═══ Available data

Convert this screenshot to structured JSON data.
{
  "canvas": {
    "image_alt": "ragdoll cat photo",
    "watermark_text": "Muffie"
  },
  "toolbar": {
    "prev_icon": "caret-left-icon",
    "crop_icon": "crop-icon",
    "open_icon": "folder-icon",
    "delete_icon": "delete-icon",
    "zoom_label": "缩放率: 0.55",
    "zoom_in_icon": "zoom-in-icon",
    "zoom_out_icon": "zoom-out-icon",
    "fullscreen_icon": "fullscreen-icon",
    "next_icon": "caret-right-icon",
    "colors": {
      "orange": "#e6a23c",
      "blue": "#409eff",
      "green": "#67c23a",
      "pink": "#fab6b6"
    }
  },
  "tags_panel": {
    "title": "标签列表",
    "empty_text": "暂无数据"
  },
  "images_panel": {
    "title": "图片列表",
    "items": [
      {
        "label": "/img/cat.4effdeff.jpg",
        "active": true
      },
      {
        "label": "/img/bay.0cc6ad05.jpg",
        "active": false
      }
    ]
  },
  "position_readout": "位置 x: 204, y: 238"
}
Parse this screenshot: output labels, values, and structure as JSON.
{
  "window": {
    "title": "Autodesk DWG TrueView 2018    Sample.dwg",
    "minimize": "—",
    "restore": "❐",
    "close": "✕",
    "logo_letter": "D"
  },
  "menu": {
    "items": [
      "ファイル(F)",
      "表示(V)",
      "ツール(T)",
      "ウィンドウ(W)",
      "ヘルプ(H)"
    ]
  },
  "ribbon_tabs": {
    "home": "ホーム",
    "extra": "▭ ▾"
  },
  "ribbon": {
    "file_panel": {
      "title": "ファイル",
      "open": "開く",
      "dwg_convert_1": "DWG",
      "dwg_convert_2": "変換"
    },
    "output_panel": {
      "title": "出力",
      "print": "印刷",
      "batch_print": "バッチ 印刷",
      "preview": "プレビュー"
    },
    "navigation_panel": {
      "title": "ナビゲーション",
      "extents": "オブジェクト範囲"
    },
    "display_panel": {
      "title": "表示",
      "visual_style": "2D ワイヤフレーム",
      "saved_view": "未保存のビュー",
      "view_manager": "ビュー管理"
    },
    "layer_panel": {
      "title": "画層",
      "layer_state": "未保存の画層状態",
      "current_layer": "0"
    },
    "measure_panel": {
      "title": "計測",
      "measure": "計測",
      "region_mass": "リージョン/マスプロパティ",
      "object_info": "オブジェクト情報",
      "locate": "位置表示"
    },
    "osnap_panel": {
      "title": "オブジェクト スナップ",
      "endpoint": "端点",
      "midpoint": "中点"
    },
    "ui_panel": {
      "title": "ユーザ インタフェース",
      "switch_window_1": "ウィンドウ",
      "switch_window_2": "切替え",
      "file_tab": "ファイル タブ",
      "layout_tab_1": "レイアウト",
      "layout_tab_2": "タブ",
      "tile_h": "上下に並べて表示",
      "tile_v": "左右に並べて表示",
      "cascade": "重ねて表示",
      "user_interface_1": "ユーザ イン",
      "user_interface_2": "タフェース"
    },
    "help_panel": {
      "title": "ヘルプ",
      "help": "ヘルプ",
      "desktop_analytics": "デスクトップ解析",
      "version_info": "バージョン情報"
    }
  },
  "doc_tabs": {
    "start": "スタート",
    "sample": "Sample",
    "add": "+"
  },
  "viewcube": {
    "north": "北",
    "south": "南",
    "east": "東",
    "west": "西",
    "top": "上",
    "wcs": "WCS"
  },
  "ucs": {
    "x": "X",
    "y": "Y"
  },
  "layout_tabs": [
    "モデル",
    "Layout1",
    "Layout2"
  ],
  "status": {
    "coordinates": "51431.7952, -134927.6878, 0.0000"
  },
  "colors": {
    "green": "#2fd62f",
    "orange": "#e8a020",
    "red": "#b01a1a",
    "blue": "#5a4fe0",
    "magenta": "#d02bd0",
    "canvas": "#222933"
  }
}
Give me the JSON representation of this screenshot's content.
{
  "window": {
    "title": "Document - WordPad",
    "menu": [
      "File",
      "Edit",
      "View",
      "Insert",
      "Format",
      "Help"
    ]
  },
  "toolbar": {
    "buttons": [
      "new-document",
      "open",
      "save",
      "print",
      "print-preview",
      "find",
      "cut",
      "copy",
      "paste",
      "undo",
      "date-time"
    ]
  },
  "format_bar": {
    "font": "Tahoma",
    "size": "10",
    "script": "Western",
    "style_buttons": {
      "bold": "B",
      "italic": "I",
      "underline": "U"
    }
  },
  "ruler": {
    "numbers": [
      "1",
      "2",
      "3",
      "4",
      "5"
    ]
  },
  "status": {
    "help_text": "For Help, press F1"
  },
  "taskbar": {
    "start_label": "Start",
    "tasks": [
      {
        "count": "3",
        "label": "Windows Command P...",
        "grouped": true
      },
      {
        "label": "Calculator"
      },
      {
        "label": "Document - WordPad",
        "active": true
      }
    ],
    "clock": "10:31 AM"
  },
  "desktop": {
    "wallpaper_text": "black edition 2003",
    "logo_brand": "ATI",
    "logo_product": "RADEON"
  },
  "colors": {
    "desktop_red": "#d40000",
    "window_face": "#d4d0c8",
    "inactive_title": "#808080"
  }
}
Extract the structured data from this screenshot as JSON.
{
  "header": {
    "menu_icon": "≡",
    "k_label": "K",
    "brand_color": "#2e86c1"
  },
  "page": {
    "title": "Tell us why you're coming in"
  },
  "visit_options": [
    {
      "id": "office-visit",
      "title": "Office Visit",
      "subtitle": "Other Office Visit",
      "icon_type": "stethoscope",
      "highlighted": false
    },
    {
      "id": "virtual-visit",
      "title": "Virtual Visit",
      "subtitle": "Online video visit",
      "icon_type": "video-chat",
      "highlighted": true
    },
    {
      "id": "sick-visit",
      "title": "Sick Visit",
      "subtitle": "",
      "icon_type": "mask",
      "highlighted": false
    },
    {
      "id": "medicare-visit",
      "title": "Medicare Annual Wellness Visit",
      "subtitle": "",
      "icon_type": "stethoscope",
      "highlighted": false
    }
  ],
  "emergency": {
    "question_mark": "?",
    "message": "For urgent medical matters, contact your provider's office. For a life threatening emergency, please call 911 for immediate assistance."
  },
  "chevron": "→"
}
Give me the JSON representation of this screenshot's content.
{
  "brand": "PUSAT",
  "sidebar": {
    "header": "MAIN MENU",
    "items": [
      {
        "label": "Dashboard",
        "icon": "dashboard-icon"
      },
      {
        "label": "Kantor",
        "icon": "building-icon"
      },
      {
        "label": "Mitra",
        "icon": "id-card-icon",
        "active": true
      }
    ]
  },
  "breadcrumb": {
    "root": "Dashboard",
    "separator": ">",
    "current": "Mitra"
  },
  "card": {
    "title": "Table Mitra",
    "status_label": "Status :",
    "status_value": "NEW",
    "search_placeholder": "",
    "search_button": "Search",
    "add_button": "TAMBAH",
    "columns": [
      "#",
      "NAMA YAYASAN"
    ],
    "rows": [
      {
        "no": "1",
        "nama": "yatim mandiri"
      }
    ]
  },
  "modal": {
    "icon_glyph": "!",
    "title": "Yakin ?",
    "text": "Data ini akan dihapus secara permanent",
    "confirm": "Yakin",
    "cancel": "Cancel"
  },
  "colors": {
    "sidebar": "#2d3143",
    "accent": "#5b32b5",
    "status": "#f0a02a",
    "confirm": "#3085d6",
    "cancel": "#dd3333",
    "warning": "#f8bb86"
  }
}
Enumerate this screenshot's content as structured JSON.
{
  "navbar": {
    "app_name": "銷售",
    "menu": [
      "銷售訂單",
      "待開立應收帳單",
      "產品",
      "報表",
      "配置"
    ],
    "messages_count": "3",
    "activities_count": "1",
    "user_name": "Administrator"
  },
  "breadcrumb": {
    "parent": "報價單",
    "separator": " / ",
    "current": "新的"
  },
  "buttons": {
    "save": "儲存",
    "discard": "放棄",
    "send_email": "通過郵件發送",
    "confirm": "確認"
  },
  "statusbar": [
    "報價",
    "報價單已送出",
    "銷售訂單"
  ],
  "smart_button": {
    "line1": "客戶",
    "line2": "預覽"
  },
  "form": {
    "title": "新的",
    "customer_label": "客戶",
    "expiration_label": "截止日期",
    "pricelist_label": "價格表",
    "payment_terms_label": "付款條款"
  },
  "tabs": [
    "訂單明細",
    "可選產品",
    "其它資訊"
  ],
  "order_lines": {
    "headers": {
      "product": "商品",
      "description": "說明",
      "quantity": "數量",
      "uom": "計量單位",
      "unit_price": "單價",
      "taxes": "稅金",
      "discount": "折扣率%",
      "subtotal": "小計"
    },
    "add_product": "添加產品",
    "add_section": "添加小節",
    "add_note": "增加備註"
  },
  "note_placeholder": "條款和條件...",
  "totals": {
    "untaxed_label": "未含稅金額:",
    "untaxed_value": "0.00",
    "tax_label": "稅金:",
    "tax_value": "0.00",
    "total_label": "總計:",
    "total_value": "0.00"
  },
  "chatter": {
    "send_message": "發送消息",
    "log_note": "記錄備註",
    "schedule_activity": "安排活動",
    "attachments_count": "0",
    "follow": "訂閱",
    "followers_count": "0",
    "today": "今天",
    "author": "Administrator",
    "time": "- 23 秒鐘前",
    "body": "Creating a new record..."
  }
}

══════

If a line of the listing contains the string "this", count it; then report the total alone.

§ Reply: 6